‘It felt wonderful,’ he admits. ‘The wonderful feeling overwhelmed me like a sedative. Strangers all over the world had united to tell me I was right.’
You probably don’t need to read the book to guess that his wonderful feeling, unlike some of the internet’s most enthusiastic shaming, didn’t last for ever.
5 memorable social media storms…
1. Justine Sacco
One of the most dramatic Twitter tempests since records began (er, 2006), the tale of Justine Sacco has served as both a warning to flippant tweeters and a model of mob mentality for the social media age. The senior director of corporate communications at IAC had only 170 followers when she tweeted ‘Going to Africa. Hope I don’t get AIDS. Just kidding. I’m white!’ before boarding an 11-hour flight to Cape Town. By the time her plane touched down, she had over 2000 retweets and #HasJustineLandedYet was the no.1 worldwide trending topic.

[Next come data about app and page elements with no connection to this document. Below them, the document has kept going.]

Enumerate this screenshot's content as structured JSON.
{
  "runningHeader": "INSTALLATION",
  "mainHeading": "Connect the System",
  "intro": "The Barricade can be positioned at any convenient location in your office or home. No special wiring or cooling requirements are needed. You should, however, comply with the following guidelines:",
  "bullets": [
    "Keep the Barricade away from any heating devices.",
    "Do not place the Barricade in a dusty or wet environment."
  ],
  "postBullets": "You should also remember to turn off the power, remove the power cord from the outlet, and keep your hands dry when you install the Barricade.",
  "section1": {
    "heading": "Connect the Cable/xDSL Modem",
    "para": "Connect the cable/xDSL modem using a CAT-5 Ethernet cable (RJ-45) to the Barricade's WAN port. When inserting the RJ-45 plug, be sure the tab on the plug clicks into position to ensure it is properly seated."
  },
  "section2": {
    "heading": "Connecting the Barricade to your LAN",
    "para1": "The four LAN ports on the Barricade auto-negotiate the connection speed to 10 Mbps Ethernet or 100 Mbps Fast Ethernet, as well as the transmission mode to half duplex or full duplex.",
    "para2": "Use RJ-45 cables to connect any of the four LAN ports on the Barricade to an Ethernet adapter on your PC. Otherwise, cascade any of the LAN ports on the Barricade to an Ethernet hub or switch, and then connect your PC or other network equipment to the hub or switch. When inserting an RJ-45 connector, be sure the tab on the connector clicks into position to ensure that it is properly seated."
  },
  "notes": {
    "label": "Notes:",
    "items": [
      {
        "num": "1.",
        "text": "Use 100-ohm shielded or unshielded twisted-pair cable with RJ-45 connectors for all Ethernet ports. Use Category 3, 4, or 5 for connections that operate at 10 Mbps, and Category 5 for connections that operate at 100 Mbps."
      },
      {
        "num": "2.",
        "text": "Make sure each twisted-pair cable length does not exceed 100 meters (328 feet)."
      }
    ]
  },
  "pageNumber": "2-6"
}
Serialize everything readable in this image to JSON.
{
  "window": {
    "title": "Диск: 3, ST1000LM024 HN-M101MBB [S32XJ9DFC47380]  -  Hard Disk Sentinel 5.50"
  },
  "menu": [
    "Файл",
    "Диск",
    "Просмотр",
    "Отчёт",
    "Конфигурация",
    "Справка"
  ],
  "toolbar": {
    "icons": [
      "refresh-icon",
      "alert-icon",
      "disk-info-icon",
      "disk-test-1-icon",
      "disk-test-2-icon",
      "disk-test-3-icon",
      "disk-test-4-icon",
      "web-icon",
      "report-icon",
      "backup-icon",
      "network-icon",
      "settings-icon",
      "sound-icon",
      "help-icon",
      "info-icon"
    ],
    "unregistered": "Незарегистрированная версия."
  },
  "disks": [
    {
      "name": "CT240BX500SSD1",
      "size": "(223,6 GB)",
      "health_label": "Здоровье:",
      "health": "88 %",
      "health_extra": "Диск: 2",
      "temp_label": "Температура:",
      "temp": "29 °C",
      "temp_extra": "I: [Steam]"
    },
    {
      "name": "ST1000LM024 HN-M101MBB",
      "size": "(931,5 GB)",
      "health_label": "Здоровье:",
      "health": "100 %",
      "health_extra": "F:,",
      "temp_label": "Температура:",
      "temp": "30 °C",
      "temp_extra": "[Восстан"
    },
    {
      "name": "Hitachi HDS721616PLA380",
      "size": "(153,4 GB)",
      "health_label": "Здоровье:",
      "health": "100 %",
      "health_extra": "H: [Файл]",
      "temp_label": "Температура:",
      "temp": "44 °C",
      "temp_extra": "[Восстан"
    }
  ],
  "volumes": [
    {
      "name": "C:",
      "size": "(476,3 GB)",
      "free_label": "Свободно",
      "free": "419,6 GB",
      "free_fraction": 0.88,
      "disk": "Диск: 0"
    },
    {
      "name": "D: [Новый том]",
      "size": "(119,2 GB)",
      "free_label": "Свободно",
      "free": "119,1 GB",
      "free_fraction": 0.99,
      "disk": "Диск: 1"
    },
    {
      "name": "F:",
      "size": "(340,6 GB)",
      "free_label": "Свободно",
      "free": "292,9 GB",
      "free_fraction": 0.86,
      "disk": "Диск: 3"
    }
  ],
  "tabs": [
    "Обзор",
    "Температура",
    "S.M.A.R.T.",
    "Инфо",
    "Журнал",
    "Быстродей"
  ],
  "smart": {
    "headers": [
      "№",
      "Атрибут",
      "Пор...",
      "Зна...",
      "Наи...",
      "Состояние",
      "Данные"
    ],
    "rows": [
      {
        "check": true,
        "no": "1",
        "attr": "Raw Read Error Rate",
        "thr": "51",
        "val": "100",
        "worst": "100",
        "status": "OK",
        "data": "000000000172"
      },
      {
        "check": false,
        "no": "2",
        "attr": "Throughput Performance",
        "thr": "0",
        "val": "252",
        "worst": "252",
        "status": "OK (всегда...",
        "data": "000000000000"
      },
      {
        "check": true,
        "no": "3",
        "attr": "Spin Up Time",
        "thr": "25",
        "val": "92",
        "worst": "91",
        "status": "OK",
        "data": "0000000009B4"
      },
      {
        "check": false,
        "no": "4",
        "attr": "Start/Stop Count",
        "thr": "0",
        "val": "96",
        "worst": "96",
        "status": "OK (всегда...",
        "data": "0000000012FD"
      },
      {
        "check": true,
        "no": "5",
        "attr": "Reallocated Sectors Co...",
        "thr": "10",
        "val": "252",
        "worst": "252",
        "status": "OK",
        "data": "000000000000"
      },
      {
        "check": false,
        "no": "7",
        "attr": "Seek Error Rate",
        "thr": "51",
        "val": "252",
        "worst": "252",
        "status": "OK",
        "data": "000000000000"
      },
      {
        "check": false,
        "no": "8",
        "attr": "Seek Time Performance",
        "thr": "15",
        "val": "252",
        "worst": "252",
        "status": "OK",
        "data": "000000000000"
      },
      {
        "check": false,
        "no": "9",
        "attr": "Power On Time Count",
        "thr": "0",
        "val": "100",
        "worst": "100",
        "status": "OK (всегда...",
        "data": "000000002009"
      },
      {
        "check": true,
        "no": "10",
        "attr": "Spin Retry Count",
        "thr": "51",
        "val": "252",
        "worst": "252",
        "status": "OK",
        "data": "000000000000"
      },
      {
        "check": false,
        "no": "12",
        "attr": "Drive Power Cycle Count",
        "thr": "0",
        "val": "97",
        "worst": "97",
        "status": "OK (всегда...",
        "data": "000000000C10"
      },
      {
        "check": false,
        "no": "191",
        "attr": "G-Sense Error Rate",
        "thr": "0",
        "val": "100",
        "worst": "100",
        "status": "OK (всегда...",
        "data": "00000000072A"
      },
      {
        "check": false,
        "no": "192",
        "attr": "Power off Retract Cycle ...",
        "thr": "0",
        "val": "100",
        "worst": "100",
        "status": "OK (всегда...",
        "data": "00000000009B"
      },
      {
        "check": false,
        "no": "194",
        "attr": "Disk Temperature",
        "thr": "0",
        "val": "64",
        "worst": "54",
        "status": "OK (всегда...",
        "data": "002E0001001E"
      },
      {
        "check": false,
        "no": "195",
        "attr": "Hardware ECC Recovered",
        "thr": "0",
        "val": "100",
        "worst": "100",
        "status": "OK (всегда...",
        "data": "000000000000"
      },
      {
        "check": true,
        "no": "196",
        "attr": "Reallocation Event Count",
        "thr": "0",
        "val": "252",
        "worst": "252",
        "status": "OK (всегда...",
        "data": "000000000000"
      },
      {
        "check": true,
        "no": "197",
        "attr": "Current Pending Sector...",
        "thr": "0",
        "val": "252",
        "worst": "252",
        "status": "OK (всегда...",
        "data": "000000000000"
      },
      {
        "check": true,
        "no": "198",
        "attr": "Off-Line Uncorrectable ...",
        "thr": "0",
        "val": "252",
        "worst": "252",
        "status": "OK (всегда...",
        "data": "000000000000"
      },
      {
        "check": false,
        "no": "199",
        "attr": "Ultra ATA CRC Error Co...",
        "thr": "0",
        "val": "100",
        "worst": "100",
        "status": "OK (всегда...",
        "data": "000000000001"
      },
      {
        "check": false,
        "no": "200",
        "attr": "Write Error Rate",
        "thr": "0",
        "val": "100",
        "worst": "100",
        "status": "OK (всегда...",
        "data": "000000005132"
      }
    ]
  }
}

Had she not been on a plane while the furore kicked off, things might have turned out differently. ‘Her complete ignorance of her predicament for those 11 hours lent the episode both dramatic irony and a pleasing narrative arc,’ says Jon Ronson, who interviewed Justine several times for his book. She claimed the tweet had been intended as satire, a comment on America’s ignorance about the developing world – but within a day of the remark, Justine had been fired from her job and went on to spend four weeks volunteering in Ethiopia while the hysteria died down.
Months later, she described to Ronson the impact the scandal had on everything from her mental health to her family life, career and her ability to date. ‘I had a great career, and I loved my job, and it was taken away from me, and there was a lot of glory in that,’ she said. ‘Everybody else was very happy about that.’
Main image: Flickr/petesimon